First up was Bonehill. After a strenuous walk-in, consisting of essentially tumbling out of the car (!), and a few warm problems I immediately made a beeline for The Rippled Wall (V4 UK 6b). After seeing pictures of it on UKC I was inspired. From what I read the crux is the first move, but one quick glance and I knew that the hard part for me would be at the top. Although it’s probably a bit short to be considered a highball at about 7 or 8 meters, it is a lot higher than most problems I consider climbing. I have a rule about highballs and I usually only do ones that are well within my capability or have the crux low down.
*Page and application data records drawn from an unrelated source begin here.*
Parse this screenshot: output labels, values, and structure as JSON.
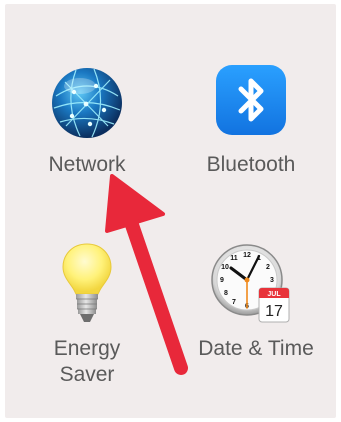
{
  "panes": {
    "network": {
      "label": "Network",
      "icon": "network-globe-icon"
    },
    "bluetooth": {
      "label": "Bluetooth",
      "icon": "bluetooth-icon"
    },
    "energy": {
      "label": "Energy\nSaver",
      "icon": "lightbulb-icon"
    },
    "datetime": {
      "label": "Date & Time",
      "icon": "clock-calendar-icon"
    }
  },
  "calendar_badge": {
    "month": "JUL",
    "day": "17"
  },
  "colors": {
    "panel_background": "#f1ecec",
    "label_text": "#5a5a5a",
    "bluetooth_blue": "#1e8cf5",
    "annotation_arrow": "#e8283a"
  }
}
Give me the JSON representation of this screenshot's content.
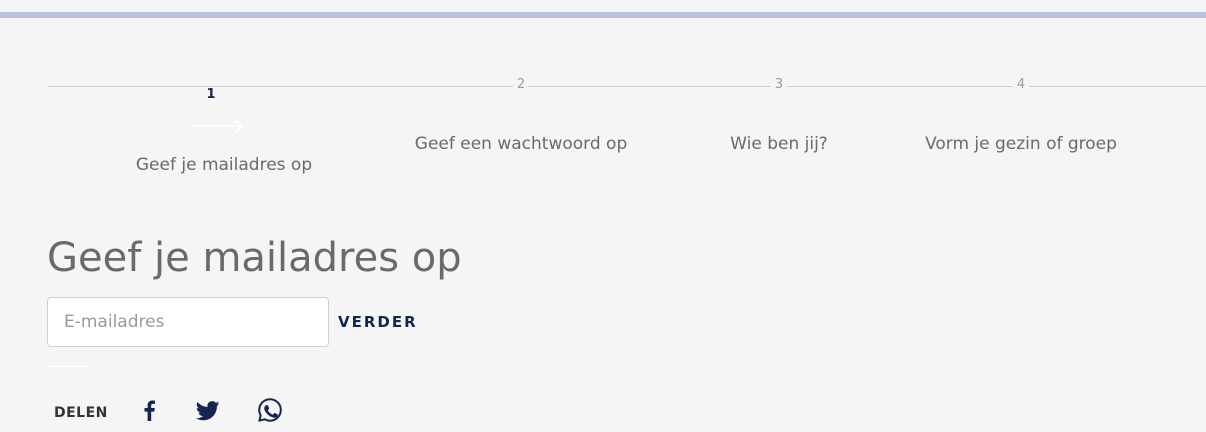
{
  "steps": [
    {
      "number": "1",
      "label": "Geef je mailadres op",
      "active": true
    },
    {
      "number": "2",
      "label": "Geef een wachtwoord op",
      "active": false
    },
    {
      "number": "3",
      "label": "Wie ben jij?",
      "active": false
    },
    {
      "number": "4",
      "label": "Vorm je gezin of groep",
      "active": false
    }
  ],
  "main": {
    "title": "Geef je mailadres op",
    "email_placeholder": "E-mailadres",
    "email_value": "",
    "submit_label": "VERDER"
  },
  "share": {
    "label": "DELEN",
    "icons": [
      "facebook-icon",
      "twitter-icon",
      "whatsapp-icon"
    ]
  },
  "colors": {
    "accent_bar": "#b8c2dc",
    "primary_dark": "#16254f",
    "text_gray": "#6a6a6a",
    "muted_gray": "#9a9a9a",
    "background": "#f5f5f5"
  }
}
Sure enough I flashed the bottom moves and made my way to the top but chickened out at the penultimate move. It was a rather long reach for me to a not so great sloping break. I tried the move a bunch of times and kept falling off from higher and higher as I committed more and more to the top crux. In the end I gave up as I was becoming increasingly tired and loosing form (not to mention skin). I lost out on the tick but repeatedly falling off the top of that boulder was an interesting experience and definitely gave me something to think about. I will certainly be back as I have more than a few ideas for the finishing moves.

I was still feeling under the weather from my cold / flu / whatever so Sunday was just a chill out day spent mostly wandering around neighbouring Honeybag Tor ticking a few problems here and there. It was a really nice chilled out place and I felt that I gained a slightly better understanding of how to climb on granite, though not as good as I would have like. Yes, there are slopers, but you can usually sink your hands into some crystals for friction, but this is of course at the cost of several layers of skin. My only real gripe was that the problems felt a bit samey after a while. They mostly consisted of moving from one slopey break to another finished off by mantling onto a rounded top. I found myself thinking, haven’t I done this move ten times before?

So what did I get out of the weekend - mostly a lot of frustration over The Rippled Wall. Argh. I am so sick of being weak and not sending problems. My project list seems to be extending infinitely and I am despondent over continuing to have to add to it. I feel so far off of where I should be. On the positive side, I really enjoyed going to a new venue and monkeying around on a new rock type. I think that I also greatly benefited from working a slightly higher than normal problem. I need to work on sloper strength, but that’s not exactly news. All of this however pales in contrast to the best thing about the weekend – no shoulder pain whatsoever! I normally struggle with driving, sleeping in a tent and spending two days in a row bouldering. Last time I got back from a weekend away I couldn’t lift my arm above my head without wanting to scream in pain. Now that’s progress :-)

UKC Gear Review - Spirit Lady Velcro

I seem to have acquired a new career as a gear tester for UKC :-)

First up is my review of the new Spirit Lady Velcro Impact Zone from Red Chili. These shoes are Red Chili’s first offering specifically for women and are based on the original Lace Up’s last, which were my first pair of climbing shoes way back when!

I was a strict devotee of the cult of 5.10 but these shoes fit so well that they have replaced my every day shoe. Now if only we could have an ultra technical women’s fit shoe…

I had a lot of fun both testing the shoes and writing up the results. Cheers guys.

Sunday, 1 June 2008

Arch Bimbling

I had a bimble at The Arch today. It was good fun, but I was feeling rather tired / weak due to having flu / a cold / some sort of illness (?) all week.

First up is one of my current favourite problems. It’s not overhanging, powerful or indeed even festooned with positive holds, so it isn’t exactly my type of problem. I just think it was well set, even if it is easier for people with small hands ;-)

Next up is my (proper) V5 project. It’s a tad bit um, err… more interesting for the short, but I’m not letting that get in my way.

Lots to work on...